The message of the 2-tiered approach is not that we see the universe of financial institutions as falling into 2 categories: good risk managers (those who use sophisticated techniques) and poor risk managers (those who don’t). That would be paternalistic in the extreme and rather dangerous in view of the messages from some recent high-profile financial collapses. Rather, we recognise that financial institutions will come to risk measurement and its associated risk management disciplines of risk-based capital allocation, risk-based pricing, risk-based performance measurement and risk-based provisioning in stages – hopefully in stages consistent with the risk management demands of their businesses. We believe that it is important that our prudential structures do not inhibit this process or clash with it in a counterproductive way.
The 2-tiered approach is the start of trying to get this balance right. It, like the industry’s adoption of risk management, will be in stages and still has a long way to go. Its comprehensive application will ultimately depend on a measure of convergence within the industry about measurement methodologies, model calibration and benchmarks.
In the longer term, one of the biggest challenges, both to industry and regulators, is the development of a single comprehensive risk management framework that is capable of application to any financial institution or group of financial institutions, regardless of the combination of financial products and services that it provides. That is, a single framework that can break an institution down into its basic risk components of market risks, credit risks, underwriting risks and operational risks, then re-aggregate them in a meaningful way. While the field of risk management has made some important advances in the past decade, I suspect we are still a long way away from this single framework. This is one area where I am looking to academics to contribute in a major way.
Finally, let me turn very briefly to the great unknown – technology.
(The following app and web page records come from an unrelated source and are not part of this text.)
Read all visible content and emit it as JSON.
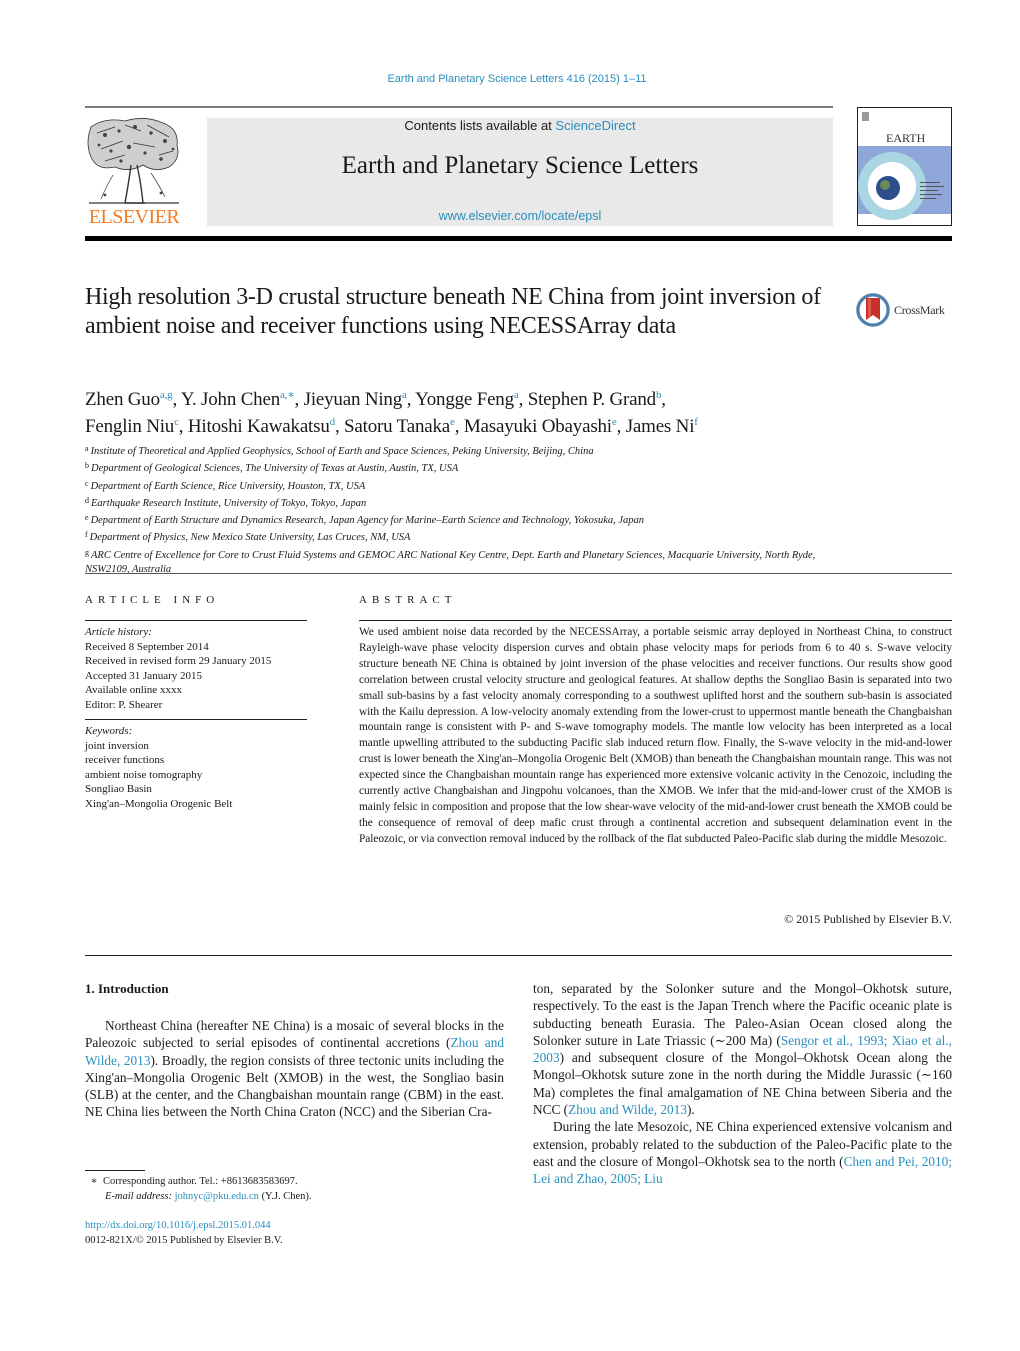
{
  "journal_ref": "Earth and Planetary Science Letters 416 (2015) 1–11",
  "masthead": {
    "contents_prefix": "Contents lists available at ",
    "contents_link": "ScienceDirect",
    "journal_title": "Earth and Planetary Science Letters",
    "journal_url": "www.elsevier.com/locate/epsl",
    "publisher_wordmark": "ELSEVIER",
    "cover_title": "EARTH",
    "cover_subtitle": "& PLANETARY SCIENCE LETTERS"
  },
  "article": {
    "title": "High resolution 3-D crustal structure beneath NE China from joint inversion of ambient noise and receiver functions using NECESSArray data",
    "crossmark_label": "CrossMark",
    "authors": [
      {
        "name": "Zhen Guo",
        "sup": "a,g",
        "sep": ", "
      },
      {
        "name": "Y. John Chen",
        "sup": "a,∗",
        "sep": ", "
      },
      {
        "name": "Jieyuan Ning",
        "sup": "a",
        "sep": ", "
      },
      {
        "name": "Yongge Feng",
        "sup": "a",
        "sep": ", "
      },
      {
        "name": "Stephen P. Grand",
        "sup": "b",
        "sep": ","
      },
      {
        "name": "Fenglin Niu",
        "sup": "c",
        "sep": ", "
      },
      {
        "name": "Hitoshi Kawakatsu",
        "sup": "d",
        "sep": ", "
      },
      {
        "name": "Satoru Tanaka",
        "sup": "e",
        "sep": ", "
      },
      {
        "name": "Masayuki Obayashi",
        "sup": "e",
        "sep": ", "
      },
      {
        "name": "James Ni",
        "sup": "f",
        "sep": ""
      }
    ],
    "affiliations": [
      {
        "key": "a",
        "text": "Institute of Theoretical and Applied Geophysics, School of Earth and Space Sciences, Peking University, Beijing, China"
      },
      {
        "key": "b",
        "text": "Department of Geological Sciences, The University of Texas at Austin, Austin, TX, USA"
      },
      {
        "key": "c",
        "text": "Department of Earth Science, Rice University, Houston, TX, USA"
      },
      {
        "key": "d",
        "text": "Earthquake Research Institute, University of Tokyo, Tokyo, Japan"
      },
      {
        "key": "e",
        "text": "Department of Earth Structure and Dynamics Research, Japan Agency for Marine–Earth Science and Technology, Yokosuka, Japan"
      },
      {
        "key": "f",
        "text": "Department of Physics, New Mexico State University, Las Cruces, NM, USA"
      },
      {
        "key": "g",
        "text": "ARC Centre of Excellence for Core to Crust Fluid Systems and GEMOC ARC National Key Centre, Dept. Earth and Planetary Sciences, Macquarie University, North Ryde, NSW2109, Australia"
      }
    ]
  },
  "article_info": {
    "heading": "ARTICLE INFO",
    "history_label": "Article history:",
    "history": [
      "Received 8 September 2014",
      "Received in revised form 29 January 2015",
      "Accepted 31 January 2015",
      "Available online xxxx",
      "Editor: P. Shearer"
    ],
    "keywords_label": "Keywords:",
    "keywords": [
      "joint inversion",
      "receiver functions",
      "ambient noise tomography",
      "Songliao Basin",
      "Xing'an–Mongolia Orogenic Belt"
    ]
  },
  "abstract": {
    "heading": "ABSTRACT",
    "text": "We used ambient noise data recorded by the NECESSArray, a portable seismic array deployed in Northeast China, to construct Rayleigh-wave phase velocity dispersion curves and obtain phase velocity maps for periods from 6 to 40 s. S-wave velocity structure beneath NE China is obtained by joint inversion of the phase velocities and receiver functions. Our results show good correlation between crustal velocity structure and geological features. At shallow depths the Songliao Basin is separated into two small sub-basins by a fast velocity anomaly corresponding to a southwest uplifted horst and the southern sub-basin is associated with the Kailu depression. A low-velocity anomaly extending from the lower-crust to uppermost mantle beneath the Changbaishan mountain range is consistent with P- and S-wave tomography models. The mantle low velocity has been interpreted as a local mantle upwelling attributed to the subducting Pacific slab induced return flow. Finally, the S-wave velocity in the mid-and-lower crust is lower beneath the Xing'an–Mongolia Orogenic Belt (XMOB) than beneath the Changbaishan mountain range. This was not expected since the Changbaishan mountain range has experienced more extensive volcanic activity in the Cenozoic, including the currently active Changbaishan and Jingpohu volcanoes, than the XMOB. We infer that the mid-and-lower crust of the XMOB is mainly felsic in composition and propose that the low shear-wave velocity of the mid-and-lower crust beneath the XMOB could be the consequence of removal of deep mafic crust through a continental accretion and subsequent delamination event in the Paleozoic, or via convection removal induced by the rollback of the flat subducted Paleo-Pacific slab during the middle Mesozoic.",
    "copyright": "© 2015 Published by Elsevier B.V."
  },
  "body": {
    "section_heading": "1. Introduction",
    "left_p1": [
      {
        "t": "Northeast China (hereafter NE China) is a mosaic of several blocks in the Paleozoic subjected to serial episodes of continental accretions ("
      },
      {
        "t": "Zhou and Wilde, 2013",
        "link": true
      },
      {
        "t": "). Broadly, the region consists of three tectonic units including the Xing'an–Mongolia Orogenic Belt (XMOB) in the west, the Songliao basin (SLB) at the center, and the Changbaishan mountain range (CBM) in the east. NE China lies between the North China Craton (NCC) and the Siberian Cra-"
      }
    ],
    "right_p1": [
      {
        "t": "ton, separated by the Solonker suture and the Mongol–Okhotsk suture, respectively. To the east is the Japan Trench where the Pacific oceanic plate is subducting beneath Eurasia. The Paleo-Asian Ocean closed along the Solonker suture in Late Triassic (∼200 Ma) ("
      },
      {
        "t": "Sengor et al., 1993; Xiao et al., 2003",
        "link": true
      },
      {
        "t": ") and subsequent closure of the Mongol–Okhotsk Ocean along the Mongol–Okhotsk suture zone in the north during the Middle Jurassic (∼160 Ma) completes the final amalgamation of NE China between Siberia and the NCC ("
      },
      {
        "t": "Zhou and Wilde, 2013",
        "link": true
      },
      {
        "t": ")."
      }
    ],
    "right_p2": [
      {
        "t": "During the late Mesozoic, NE China experienced extensive volcanism and extension, probably related to the subduction of the Paleo-Pacific plate to the east and the closure of Mongol–Okhotsk sea to the north ("
      },
      {
        "t": "Chen and Pei, 2010; Lei and Zhao, 2005; Liu",
        "link": true
      }
    ]
  },
  "footnotes": {
    "star": "∗",
    "corresponding": "Corresponding author. Tel.: +8613683583697.",
    "email_label": "E-mail address:",
    "email": "johnyc@pku.edu.cn",
    "email_suffix": " (Y.J. Chen).",
    "doi": "http://dx.doi.org/10.1016/j.epsl.2015.01.044",
    "issn_line": "0012-821X/© 2015 Published by Elsevier B.V."
  },
  "colors": {
    "link": "#2a8fbd",
    "elsevier_orange": "#f47b20",
    "masthead_bg": "#e9e9e9"
  }
}
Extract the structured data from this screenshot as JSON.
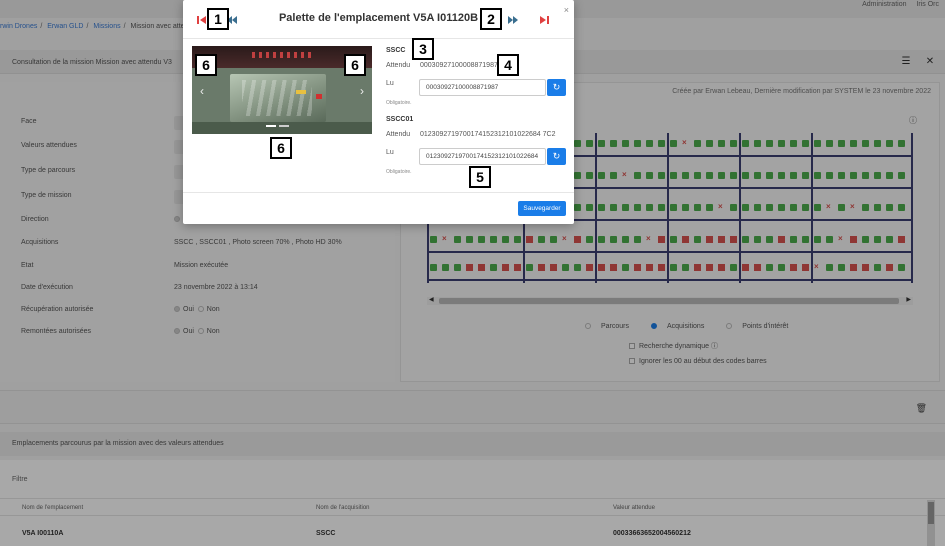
{
  "topbar": {
    "admin": "Administration",
    "user": "Iris Orc"
  },
  "breadcrumb": {
    "items": [
      "rwin Drones",
      "Erwan GLD",
      "Missions",
      "Mission avec attend"
    ]
  },
  "panel": {
    "title": "Consultation de la mission Mission avec attendu V3"
  },
  "fields": [
    {
      "label": "Face",
      "value": ""
    },
    {
      "label": "Valeurs attendues",
      "value": ""
    },
    {
      "label": "Type de parcours",
      "value": ""
    },
    {
      "label": "Type de mission",
      "value": ""
    },
    {
      "label": "Direction",
      "value": ""
    },
    {
      "label": "Acquisitions",
      "value": "SSCC , SSCC01 , Photo screen 70% , Photo HD 30%"
    },
    {
      "label": "Etat",
      "value": "Mission exécutée"
    },
    {
      "label": "Date d'exécution",
      "value": "23 novembre 2022 à 13:14"
    },
    {
      "label": "Récupération autorisée",
      "yes": "Oui",
      "no": "Non"
    },
    {
      "label": "Remontées autorisées",
      "yes": "Oui",
      "no": "Non"
    }
  ],
  "right": {
    "created": "Créée par Erwan Lebeau, Dernière modification par SYSTEM le 23 novembre 2022",
    "options": {
      "parcours": "Parcours",
      "acquisitions": "Acquisitions",
      "points": "Points d'intérêt"
    },
    "recherche": "Recherche dynamique",
    "ignorer": "Ignorer les 00 au début des codes barres"
  },
  "bottom": {
    "title": "Emplacements parcourus par la mission avec des valeurs attendues",
    "filtre": "Filtre",
    "headers": [
      "Nom de l'emplacement",
      "Nom de l'acquisition",
      "Valeur attendue"
    ],
    "row": [
      "V5A I00110A",
      "SSCC",
      "00033663652004560212"
    ]
  },
  "modal": {
    "title": "Palette de l'emplacement V5A I01120B",
    "close": "×",
    "sscc": {
      "title": "SSCC",
      "attendu_label": "Attendu",
      "attendu": "00030927100008871987",
      "lu_label": "Lu",
      "lu": "00030927100008871987",
      "oblig": "Obligatoire."
    },
    "sscc01": {
      "title": "SSCC01",
      "attendu_label": "Attendu",
      "attendu": "0123092719700174152312101022684 7C2",
      "lu_label": "Lu",
      "lu": "0123092719700174152312101022684",
      "oblig": "Obligatoire."
    },
    "save": "Sauvegarder"
  },
  "badges": {
    "b1": "1",
    "b2": "2",
    "b3": "3",
    "b4": "4",
    "b5": "5",
    "b6": "6"
  },
  "colors": {
    "accent": "#1a7de8",
    "ok": "#4cae4c",
    "error": "#d9534f",
    "rack": "#3c3f73"
  }
}
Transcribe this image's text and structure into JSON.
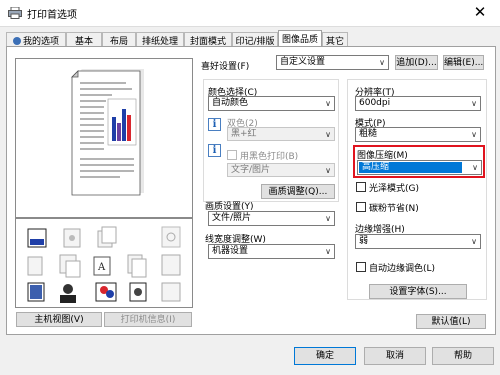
{
  "window": {
    "title": "打印首选项",
    "close_glyph": "✕"
  },
  "tabs": [
    "我的选项",
    "基本",
    "布局",
    "排纸处理",
    "封面模式",
    "印记/排版",
    "图像品质",
    "其它"
  ],
  "active_tab": "图像品质",
  "favorites": {
    "label": "喜好设置(F)",
    "value": "自定义设置",
    "add_button": "追加(D)...",
    "edit_button": "编辑(E)..."
  },
  "left_buttons": {
    "main_view": "主机视图(V)",
    "printer_info": "打印机信息(I)"
  },
  "color": {
    "label": "颜色选择(C)",
    "value": "自动颜色",
    "duotone_label": "双色(2)",
    "duotone_value": "黑+红",
    "black_print_label": "用黑色打印(B)",
    "black_print_value": "文字/图片",
    "adjust_button": "画质调整(Q)..."
  },
  "quality": {
    "label": "画质设置(Y)",
    "value": "文件/照片"
  },
  "line_width": {
    "label": "线宽度调整(W)",
    "value": "机器设置"
  },
  "resolution": {
    "label": "分辨率(T)",
    "value": "600dpi"
  },
  "mode": {
    "label": "模式(P)",
    "value": "粗糙"
  },
  "compression": {
    "label": "图像压缩(M)",
    "value": "高压缩"
  },
  "glossy": {
    "label": "光泽模式(G)"
  },
  "toner_save": {
    "label": "碳粉节省(N)"
  },
  "edge": {
    "label": "边缘增强(H)",
    "value": "弱"
  },
  "auto_trap": {
    "label": "自动边缘调色(L)"
  },
  "font_button": "设置字体(S)...",
  "default_button": "默认值(L)",
  "footer": {
    "ok": "确定",
    "cancel": "取消",
    "help": "帮助"
  },
  "colors": {
    "highlight": "#0078d7",
    "callout": "#e0141e",
    "chart_blue": "#1f3fa8",
    "chart_red": "#d8262e"
  }
}
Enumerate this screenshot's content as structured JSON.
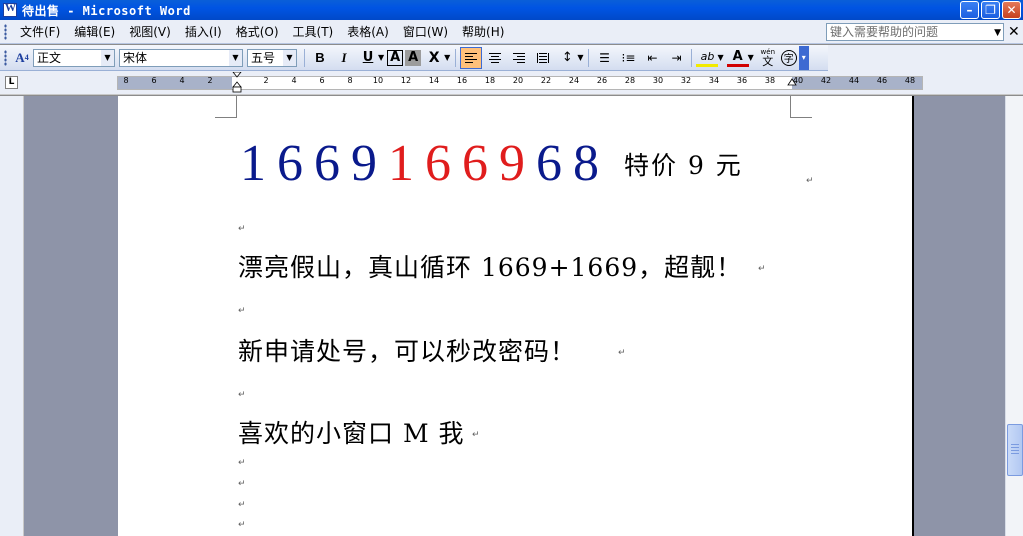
{
  "window": {
    "title": "待出售 - Microsoft Word"
  },
  "menu": {
    "items": [
      "文件(F)",
      "编辑(E)",
      "视图(V)",
      "插入(I)",
      "格式(O)",
      "工具(T)",
      "表格(A)",
      "窗口(W)",
      "帮助(H)"
    ],
    "help_placeholder": "键入需要帮助的问题"
  },
  "toolbar": {
    "style": "正文",
    "font": "宋体",
    "size": "五号",
    "bold": "B",
    "italic": "I",
    "underline": "U",
    "char_border": "A",
    "char_shading": "A",
    "scale": "X",
    "font_color": "A",
    "phonetic": "wén",
    "phonetic_char": "文",
    "enclose": "字",
    "alignment": "left"
  },
  "ruler": {
    "tab_selector": "L",
    "labels": [
      "8",
      "6",
      "4",
      "2",
      "2",
      "4",
      "6",
      "8",
      "10",
      "12",
      "14",
      "16",
      "18",
      "20",
      "22",
      "24",
      "26",
      "28",
      "30",
      "32",
      "34",
      "36",
      "38",
      "40",
      "42",
      "44",
      "46",
      "48"
    ]
  },
  "document": {
    "headline_digits_blue_1": "1669",
    "headline_digits_red": "1669",
    "headline_digits_blue_2": "68",
    "headline_price": "特价 9 元",
    "para1": "漂亮假山，真山循环 1669+1669，超靓！",
    "para2": "新申请处号，可以秒改密码！",
    "para3": "喜欢的小窗口 M 我",
    "mark": "↵"
  }
}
At the time of the Wallis Inquiry, roughly 3 years ago, we talked about technology as an express train hurtling down the track at us. We didn’t know when the express train would hit or whether it would bring a paradigm shift or just a lot of tinkering at the edges.
Since that time, and notwithstanding the Asian crisis, many of the more obvious technological implications that we discussed in the Wallis Report have come to pass. Yet still, we sit on the rails of the express train without a clear vision of how it will change the world of finance. Most regulators, for example, still seem quite sanguine about the impact of internet selling of financial products.
There seems to be an implicit assumption that those who are computer literate are definitionally financially literate – in other words that there is less of an asymmetric information problem for those that deal on the internet. That may turn out to be true, but my suspicion is that a fool and his money are even more easily parted on the net, than they are in the street.
While the net and other related technological advances will be a challenge for prudential regulators in the 21st century, the headache will be even greater for market integrity regulators.
On balance, I suspect it will not be critical for regulators to anticipate every twist and turn of the technological maze. What will be most important is that they respond to the changing environment within a consistent philosophical framework. This takes me back to where I started – namely, to the need for regulatory structures and practices to be properly aligned with the rationale for regulation – though I have a feeling that, in the 21st century, this is going to be a lot easier to say than to achieve.